:: PROBLEM TO WORK ON ::
In the listing that follows, count the lines that include "JSON", and answer with the total alone.

:: STORED DATA ::
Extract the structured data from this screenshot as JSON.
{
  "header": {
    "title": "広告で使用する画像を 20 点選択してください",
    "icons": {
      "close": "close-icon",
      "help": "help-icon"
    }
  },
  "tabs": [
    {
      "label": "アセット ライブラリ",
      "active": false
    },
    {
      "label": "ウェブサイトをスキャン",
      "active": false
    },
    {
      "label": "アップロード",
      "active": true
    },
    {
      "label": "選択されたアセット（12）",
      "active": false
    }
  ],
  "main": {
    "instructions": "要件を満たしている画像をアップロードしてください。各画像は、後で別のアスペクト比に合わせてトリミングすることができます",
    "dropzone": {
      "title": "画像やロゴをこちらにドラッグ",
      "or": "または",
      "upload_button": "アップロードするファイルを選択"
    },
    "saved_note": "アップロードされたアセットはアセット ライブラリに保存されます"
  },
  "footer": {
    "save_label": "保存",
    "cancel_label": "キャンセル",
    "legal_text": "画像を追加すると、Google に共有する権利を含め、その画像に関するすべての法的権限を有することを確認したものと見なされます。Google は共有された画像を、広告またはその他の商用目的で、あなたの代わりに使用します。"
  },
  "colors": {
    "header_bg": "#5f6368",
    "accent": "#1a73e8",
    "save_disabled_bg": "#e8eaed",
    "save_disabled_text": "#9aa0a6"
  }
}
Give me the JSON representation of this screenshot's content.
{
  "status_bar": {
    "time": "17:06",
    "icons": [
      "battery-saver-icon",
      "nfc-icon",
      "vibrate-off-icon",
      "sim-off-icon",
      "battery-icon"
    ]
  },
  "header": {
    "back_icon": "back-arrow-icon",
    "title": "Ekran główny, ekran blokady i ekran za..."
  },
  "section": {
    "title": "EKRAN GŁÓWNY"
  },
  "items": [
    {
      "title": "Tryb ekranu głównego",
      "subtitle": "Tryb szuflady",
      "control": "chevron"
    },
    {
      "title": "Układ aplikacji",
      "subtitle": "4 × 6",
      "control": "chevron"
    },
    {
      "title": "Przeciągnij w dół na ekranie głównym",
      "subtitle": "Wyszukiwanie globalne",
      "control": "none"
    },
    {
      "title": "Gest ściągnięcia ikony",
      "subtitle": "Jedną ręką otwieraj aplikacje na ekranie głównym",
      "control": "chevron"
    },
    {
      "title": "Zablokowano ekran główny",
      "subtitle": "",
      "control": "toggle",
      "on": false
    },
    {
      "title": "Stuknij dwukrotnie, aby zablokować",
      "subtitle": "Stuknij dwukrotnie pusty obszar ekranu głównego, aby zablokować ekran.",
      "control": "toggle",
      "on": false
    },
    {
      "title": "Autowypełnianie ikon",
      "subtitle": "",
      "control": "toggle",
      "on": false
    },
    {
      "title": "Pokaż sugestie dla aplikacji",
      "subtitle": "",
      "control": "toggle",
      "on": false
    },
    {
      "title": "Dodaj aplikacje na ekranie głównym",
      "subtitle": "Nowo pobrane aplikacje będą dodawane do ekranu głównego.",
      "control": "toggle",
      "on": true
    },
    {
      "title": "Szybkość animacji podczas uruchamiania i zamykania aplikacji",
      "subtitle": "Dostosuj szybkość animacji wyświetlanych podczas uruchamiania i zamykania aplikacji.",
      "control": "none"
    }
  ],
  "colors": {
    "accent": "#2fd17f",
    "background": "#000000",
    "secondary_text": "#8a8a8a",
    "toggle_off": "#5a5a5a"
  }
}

:: FINISHED TASK ::
2